## WORK TO COMPLETE:
Report all lines in the records that hold the string "label".

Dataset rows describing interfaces

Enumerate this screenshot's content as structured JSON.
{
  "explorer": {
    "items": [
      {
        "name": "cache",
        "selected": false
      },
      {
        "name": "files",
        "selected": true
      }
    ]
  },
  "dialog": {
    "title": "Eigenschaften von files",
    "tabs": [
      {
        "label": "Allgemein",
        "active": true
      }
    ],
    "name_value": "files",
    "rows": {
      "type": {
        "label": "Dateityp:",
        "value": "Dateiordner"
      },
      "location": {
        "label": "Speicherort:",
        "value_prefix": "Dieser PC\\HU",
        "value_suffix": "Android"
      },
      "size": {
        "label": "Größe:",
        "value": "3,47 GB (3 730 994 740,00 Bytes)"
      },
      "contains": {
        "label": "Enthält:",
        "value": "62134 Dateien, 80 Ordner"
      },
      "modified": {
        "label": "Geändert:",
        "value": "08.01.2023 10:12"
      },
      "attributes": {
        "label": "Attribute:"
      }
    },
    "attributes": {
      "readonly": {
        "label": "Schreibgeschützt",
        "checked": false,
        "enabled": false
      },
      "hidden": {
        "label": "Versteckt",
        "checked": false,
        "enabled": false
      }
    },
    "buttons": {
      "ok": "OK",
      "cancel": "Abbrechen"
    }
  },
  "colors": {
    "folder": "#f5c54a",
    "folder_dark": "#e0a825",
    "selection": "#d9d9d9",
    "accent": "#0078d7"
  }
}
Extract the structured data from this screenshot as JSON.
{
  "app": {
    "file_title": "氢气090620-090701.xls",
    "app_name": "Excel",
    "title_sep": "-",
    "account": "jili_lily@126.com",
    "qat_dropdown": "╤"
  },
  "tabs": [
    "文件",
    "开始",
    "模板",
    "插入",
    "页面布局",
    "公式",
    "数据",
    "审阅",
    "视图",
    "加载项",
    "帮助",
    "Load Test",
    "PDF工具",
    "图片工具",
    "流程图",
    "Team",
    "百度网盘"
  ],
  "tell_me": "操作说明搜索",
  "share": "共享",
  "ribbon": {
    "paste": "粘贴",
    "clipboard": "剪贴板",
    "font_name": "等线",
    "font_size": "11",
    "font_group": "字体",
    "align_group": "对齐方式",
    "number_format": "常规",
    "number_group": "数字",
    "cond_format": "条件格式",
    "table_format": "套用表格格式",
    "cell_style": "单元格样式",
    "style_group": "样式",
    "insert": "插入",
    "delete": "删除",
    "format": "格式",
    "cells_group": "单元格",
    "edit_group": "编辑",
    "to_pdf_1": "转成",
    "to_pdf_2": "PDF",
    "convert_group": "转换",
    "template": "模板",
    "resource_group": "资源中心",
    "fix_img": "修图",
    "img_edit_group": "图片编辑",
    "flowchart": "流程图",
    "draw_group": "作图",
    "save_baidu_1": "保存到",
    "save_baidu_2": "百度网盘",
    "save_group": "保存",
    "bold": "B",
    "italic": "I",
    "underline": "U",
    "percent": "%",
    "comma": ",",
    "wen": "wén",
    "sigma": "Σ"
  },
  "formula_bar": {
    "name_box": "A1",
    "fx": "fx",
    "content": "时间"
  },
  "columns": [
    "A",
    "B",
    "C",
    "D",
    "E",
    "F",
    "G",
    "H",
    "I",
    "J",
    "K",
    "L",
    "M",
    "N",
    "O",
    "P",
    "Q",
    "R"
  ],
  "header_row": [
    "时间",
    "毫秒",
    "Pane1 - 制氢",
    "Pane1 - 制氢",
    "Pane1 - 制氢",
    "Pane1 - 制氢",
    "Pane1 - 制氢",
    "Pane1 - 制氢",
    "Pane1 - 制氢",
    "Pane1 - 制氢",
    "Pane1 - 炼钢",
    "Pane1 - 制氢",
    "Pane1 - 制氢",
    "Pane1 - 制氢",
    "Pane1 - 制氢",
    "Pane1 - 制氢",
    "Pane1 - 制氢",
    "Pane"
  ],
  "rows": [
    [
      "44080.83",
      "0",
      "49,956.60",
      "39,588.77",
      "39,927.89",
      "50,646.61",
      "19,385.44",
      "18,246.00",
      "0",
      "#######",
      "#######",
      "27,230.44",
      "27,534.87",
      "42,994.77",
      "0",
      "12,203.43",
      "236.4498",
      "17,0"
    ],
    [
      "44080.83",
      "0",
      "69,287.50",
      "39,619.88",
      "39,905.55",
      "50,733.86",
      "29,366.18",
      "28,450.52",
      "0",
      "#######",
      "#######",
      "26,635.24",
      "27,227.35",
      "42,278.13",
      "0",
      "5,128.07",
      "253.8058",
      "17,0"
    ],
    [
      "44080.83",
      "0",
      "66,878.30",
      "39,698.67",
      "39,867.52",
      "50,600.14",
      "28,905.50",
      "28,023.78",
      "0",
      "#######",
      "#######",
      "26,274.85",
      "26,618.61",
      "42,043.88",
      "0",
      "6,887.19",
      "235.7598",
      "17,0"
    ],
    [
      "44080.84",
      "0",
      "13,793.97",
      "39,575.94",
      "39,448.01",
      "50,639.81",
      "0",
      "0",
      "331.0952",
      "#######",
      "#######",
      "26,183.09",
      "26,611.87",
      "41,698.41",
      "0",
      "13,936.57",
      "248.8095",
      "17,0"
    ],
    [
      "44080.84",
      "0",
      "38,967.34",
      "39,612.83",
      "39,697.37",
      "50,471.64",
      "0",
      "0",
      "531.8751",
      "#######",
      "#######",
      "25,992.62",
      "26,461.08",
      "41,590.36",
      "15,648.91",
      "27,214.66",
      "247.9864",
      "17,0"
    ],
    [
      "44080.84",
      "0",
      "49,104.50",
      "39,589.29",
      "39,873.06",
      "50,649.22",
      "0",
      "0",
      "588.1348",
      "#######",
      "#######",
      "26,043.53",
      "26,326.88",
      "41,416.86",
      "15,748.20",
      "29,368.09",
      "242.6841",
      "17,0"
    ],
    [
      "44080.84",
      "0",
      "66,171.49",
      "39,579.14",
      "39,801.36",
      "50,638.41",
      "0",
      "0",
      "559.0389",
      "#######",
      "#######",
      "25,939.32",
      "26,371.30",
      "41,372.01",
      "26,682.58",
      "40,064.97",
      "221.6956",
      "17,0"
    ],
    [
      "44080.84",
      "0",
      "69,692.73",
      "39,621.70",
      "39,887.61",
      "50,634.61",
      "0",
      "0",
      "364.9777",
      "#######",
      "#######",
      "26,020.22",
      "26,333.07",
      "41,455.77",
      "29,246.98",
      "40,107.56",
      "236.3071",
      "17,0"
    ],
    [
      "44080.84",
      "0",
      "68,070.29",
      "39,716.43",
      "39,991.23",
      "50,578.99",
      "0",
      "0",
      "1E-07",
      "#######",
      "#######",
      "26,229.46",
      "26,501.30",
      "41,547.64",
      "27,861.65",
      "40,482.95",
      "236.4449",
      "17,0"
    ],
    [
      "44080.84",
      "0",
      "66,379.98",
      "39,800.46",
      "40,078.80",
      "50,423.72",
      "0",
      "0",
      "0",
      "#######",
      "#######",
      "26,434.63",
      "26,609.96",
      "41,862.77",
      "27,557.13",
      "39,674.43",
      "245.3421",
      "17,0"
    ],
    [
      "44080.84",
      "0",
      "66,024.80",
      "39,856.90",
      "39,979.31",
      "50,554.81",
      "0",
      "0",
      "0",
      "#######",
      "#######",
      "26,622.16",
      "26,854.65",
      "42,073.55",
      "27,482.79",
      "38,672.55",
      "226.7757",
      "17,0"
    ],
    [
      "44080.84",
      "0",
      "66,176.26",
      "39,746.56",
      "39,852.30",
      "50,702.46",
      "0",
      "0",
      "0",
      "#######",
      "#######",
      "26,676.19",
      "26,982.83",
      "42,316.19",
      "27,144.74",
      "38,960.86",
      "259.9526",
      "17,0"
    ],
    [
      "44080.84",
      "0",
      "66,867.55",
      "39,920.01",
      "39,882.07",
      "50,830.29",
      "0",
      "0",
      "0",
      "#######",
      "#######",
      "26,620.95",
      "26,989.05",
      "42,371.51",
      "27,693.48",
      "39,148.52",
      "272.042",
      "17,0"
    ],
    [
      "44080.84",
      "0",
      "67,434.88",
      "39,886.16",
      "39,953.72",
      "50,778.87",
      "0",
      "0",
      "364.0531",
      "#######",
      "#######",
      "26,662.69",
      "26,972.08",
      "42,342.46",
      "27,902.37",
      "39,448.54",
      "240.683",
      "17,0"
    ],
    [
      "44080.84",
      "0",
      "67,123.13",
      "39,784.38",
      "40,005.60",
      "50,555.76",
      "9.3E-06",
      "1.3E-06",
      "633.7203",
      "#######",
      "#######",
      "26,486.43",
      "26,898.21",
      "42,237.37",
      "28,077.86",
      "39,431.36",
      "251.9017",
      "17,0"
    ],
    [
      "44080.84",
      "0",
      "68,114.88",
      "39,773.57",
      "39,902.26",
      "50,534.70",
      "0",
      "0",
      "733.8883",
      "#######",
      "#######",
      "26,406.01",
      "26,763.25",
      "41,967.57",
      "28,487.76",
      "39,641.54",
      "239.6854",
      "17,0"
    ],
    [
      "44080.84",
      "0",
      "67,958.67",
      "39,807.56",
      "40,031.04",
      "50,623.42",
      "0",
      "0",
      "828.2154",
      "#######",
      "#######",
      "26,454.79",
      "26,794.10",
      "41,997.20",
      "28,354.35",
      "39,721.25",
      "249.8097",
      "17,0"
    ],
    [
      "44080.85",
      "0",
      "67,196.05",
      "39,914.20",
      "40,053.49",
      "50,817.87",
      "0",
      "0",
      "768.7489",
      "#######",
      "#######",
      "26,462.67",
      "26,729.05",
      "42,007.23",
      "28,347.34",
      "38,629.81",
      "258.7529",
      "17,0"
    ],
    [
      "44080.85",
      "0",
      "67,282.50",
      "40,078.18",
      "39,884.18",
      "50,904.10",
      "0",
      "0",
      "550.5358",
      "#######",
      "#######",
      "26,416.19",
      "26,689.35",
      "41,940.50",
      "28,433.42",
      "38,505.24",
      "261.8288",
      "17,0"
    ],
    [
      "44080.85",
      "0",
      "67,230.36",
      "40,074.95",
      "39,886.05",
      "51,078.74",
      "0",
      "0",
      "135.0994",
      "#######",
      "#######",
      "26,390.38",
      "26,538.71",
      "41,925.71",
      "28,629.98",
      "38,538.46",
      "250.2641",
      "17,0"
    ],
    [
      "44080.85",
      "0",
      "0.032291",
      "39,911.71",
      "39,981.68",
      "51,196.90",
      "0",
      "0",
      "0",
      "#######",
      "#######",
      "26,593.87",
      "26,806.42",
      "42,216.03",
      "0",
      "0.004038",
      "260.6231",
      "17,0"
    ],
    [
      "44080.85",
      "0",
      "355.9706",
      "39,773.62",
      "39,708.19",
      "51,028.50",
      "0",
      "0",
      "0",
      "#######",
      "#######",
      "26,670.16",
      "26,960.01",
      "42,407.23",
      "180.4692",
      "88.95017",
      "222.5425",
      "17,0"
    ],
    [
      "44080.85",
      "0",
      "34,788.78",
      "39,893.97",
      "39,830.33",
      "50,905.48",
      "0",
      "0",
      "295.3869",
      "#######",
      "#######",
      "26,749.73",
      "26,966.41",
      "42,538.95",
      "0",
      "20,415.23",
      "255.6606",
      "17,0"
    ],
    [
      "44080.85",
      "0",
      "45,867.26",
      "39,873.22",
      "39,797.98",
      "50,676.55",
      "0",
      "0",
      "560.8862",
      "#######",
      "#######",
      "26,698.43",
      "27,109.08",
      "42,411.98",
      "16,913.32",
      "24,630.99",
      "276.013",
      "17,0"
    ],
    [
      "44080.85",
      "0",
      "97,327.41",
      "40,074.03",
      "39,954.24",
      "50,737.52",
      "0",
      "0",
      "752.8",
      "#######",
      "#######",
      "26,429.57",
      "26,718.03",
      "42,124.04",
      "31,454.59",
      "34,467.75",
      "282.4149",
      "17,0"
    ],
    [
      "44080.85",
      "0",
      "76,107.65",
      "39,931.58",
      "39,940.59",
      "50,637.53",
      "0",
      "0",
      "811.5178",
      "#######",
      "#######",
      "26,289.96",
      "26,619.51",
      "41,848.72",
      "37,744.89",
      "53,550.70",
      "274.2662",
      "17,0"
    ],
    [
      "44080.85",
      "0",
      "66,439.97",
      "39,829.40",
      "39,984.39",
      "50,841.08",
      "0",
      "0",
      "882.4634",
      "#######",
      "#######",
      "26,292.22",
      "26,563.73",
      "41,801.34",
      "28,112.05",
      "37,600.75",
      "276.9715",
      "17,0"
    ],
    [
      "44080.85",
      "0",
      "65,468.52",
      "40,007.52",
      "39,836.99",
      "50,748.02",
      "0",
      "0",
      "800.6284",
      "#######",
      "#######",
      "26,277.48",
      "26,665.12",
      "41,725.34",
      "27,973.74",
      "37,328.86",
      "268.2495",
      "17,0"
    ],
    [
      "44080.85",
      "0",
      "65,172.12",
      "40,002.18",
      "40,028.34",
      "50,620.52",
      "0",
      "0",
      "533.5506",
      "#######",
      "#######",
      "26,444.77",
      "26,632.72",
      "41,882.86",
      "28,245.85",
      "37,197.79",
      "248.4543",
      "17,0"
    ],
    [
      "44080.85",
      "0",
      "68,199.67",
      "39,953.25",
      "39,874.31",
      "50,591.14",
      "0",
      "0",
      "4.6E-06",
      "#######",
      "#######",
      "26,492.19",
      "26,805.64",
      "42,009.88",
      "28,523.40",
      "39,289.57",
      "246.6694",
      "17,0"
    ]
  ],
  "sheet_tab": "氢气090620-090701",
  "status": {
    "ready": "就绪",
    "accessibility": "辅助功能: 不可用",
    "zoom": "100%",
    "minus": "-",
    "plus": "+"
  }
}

## EXERCISE ANSWER:
        "label": "Allgemein",
        "label": "Dateityp:",
        "label": "Speicherort:",
        "label": "Größe:",
        "label": "Enthält:",
        "label": "Geändert:",
        "label": "Attribute:"
        "label": "Schreibgeschützt",
        "label": "Versteckt",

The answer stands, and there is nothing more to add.